ASSIGNMENT:
The records below are to be output exactly, except for their pictures.

(Web page and app entries)
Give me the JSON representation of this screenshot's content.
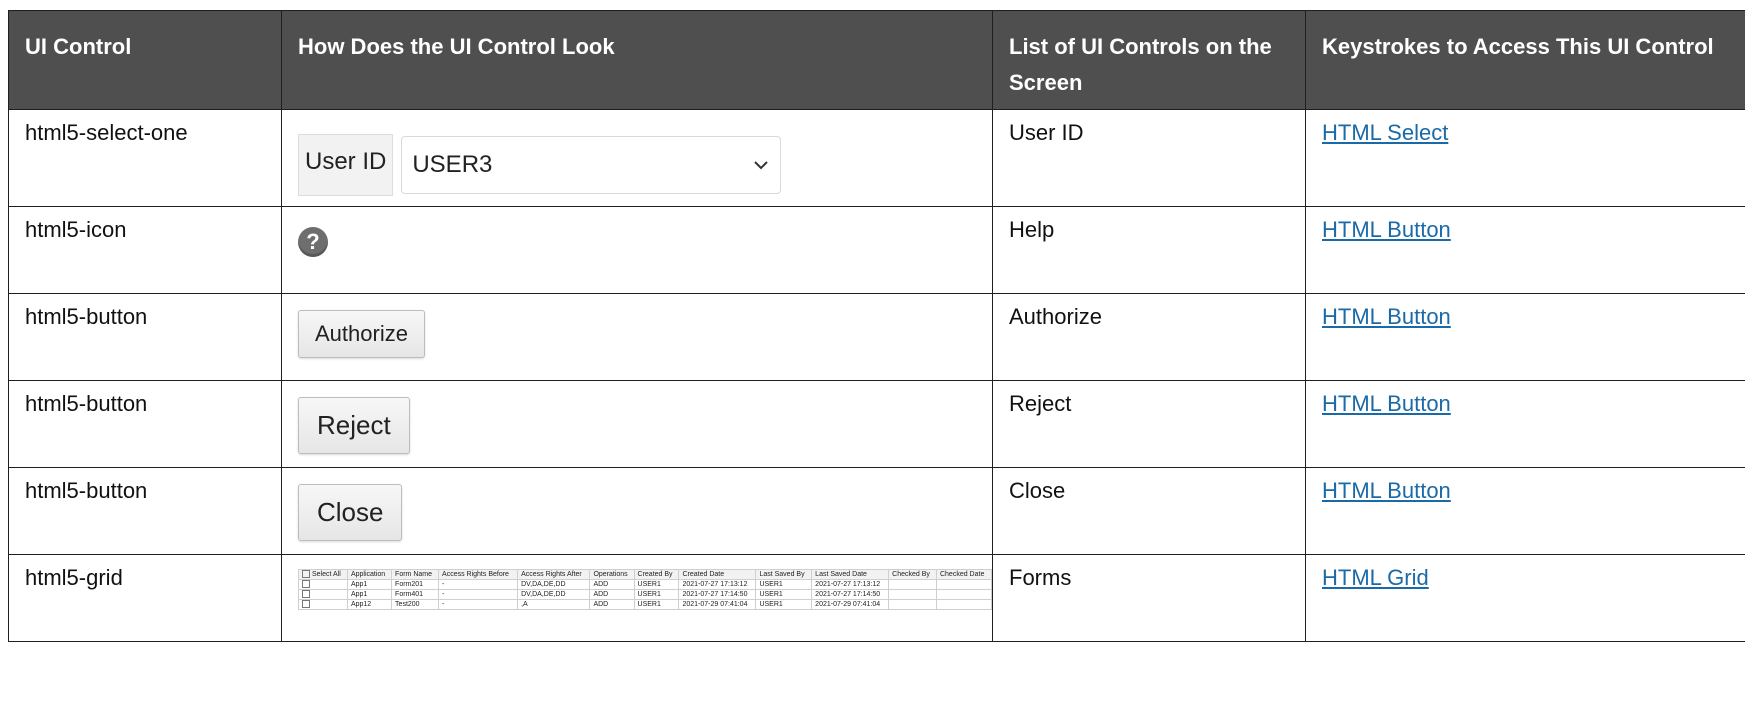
{
  "table": {
    "headers": [
      "UI Control",
      "How Does the UI Control Look",
      "List of UI Controls on the Screen",
      "Keystrokes to Access This UI Control"
    ],
    "rows": [
      {
        "control": "html5-select-one",
        "list": "User ID",
        "keystroke": "HTML Select",
        "visual": {
          "label": "User ID",
          "value": "USER3"
        }
      },
      {
        "control": "html5-icon",
        "list": "Help",
        "keystroke": "HTML Button",
        "visual": {
          "glyph": "?"
        }
      },
      {
        "control": "html5-button",
        "list": "Authorize",
        "keystroke": "HTML Button",
        "visual": {
          "label": "Authorize"
        }
      },
      {
        "control": "html5-button",
        "list": "Reject",
        "keystroke": "HTML Button",
        "visual": {
          "label": "Reject"
        }
      },
      {
        "control": "html5-button",
        "list": "Close",
        "keystroke": "HTML Button",
        "visual": {
          "label": "Close"
        }
      },
      {
        "control": "html5-grid",
        "list": "Forms",
        "keystroke": "HTML Grid",
        "visual": {
          "columns": [
            "Select All",
            "Application",
            "Form Name",
            "Access Rights Before",
            "Access Rights After",
            "Operations",
            "Created By",
            "Created Date",
            "Last Saved By",
            "Last Saved Date",
            "Checked By",
            "Checked Date"
          ],
          "rows": [
            [
              "",
              "App1",
              "Form201",
              "-",
              "DV,DA,DE,DD",
              "ADD",
              "USER1",
              "2021-07-27 17:13:12",
              "USER1",
              "2021-07-27 17:13:12",
              "",
              ""
            ],
            [
              "",
              "App1",
              "Form401",
              "-",
              "DV,DA,DE,DD",
              "ADD",
              "USER1",
              "2021-07-27 17:14:50",
              "USER1",
              "2021-07-27 17:14:50",
              "",
              ""
            ],
            [
              "",
              "App12",
              "Test200",
              "-",
              ",A",
              "ADD",
              "USER1",
              "2021-07-29 07:41:04",
              "USER1",
              "2021-07-29 07:41:04",
              "",
              ""
            ]
          ]
        }
      }
    ]
  },
  "colors": {
    "header_bg": "#4f4f4f",
    "link": "#1a6aa8"
  }
}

ANSWER BELOW:
Give me the JSON representation of this screenshot's content.
{
  "table": {
    "headers": [
      "UI Control",
      "How Does the UI Control Look",
      "List of UI Controls on the Screen",
      "Keystrokes to Access This UI Control"
    ],
    "rows": [
      {
        "control": "html5-select-one",
        "list": "User ID",
        "keystroke": "HTML Select",
        "visual": {
          "label": "User ID",
          "value": "USER3"
        }
      },
      {
        "control": "html5-icon",
        "list": "Help",
        "keystroke": "HTML Button",
        "visual": {
          "glyph": "?"
        }
      },
      {
        "control": "html5-button",
        "list": "Authorize",
        "keystroke": "HTML Button",
        "visual": {
          "label": "Authorize"
        }
      },
      {
        "control": "html5-button",
        "list": "Reject",
        "keystroke": "HTML Button",
        "visual": {
          "label": "Reject"
        }
      },
      {
        "control": "html5-button",
        "list": "Close",
        "keystroke": "HTML Button",
        "visual": {
          "label": "Close"
        }
      },
      {
        "control": "html5-grid",
        "list": "Forms",
        "keystroke": "HTML Grid",
        "visual": {
          "columns": [
            "Select All",
            "Application",
            "Form Name",
            "Access Rights Before",
            "Access Rights After",
            "Operations",
            "Created By",
            "Created Date",
            "Last Saved By",
            "Last Saved Date",
            "Checked By",
            "Checked Date"
          ],
          "rows": [
            [
              "",
              "App1",
              "Form201",
              "-",
              "DV,DA,DE,DD",
              "ADD",
              "USER1",
              "2021-07-27 17:13:12",
              "USER1",
              "2021-07-27 17:13:12",
              "",
              ""
            ],
            [
              "",
              "App1",
              "Form401",
              "-",
              "DV,DA,DE,DD",
              "ADD",
              "USER1",
              "2021-07-27 17:14:50",
              "USER1",
              "2021-07-27 17:14:50",
              "",
              ""
            ],
            [
              "",
              "App12",
              "Test200",
              "-",
              ",A",
              "ADD",
              "USER1",
              "2021-07-29 07:41:04",
              "USER1",
              "2021-07-29 07:41:04",
              "",
              ""
            ]
          ]
        }
      }
    ]
  },
  "colors": {
    "header_bg": "#4f4f4f",
    "link": "#1a6aa8"
  }
}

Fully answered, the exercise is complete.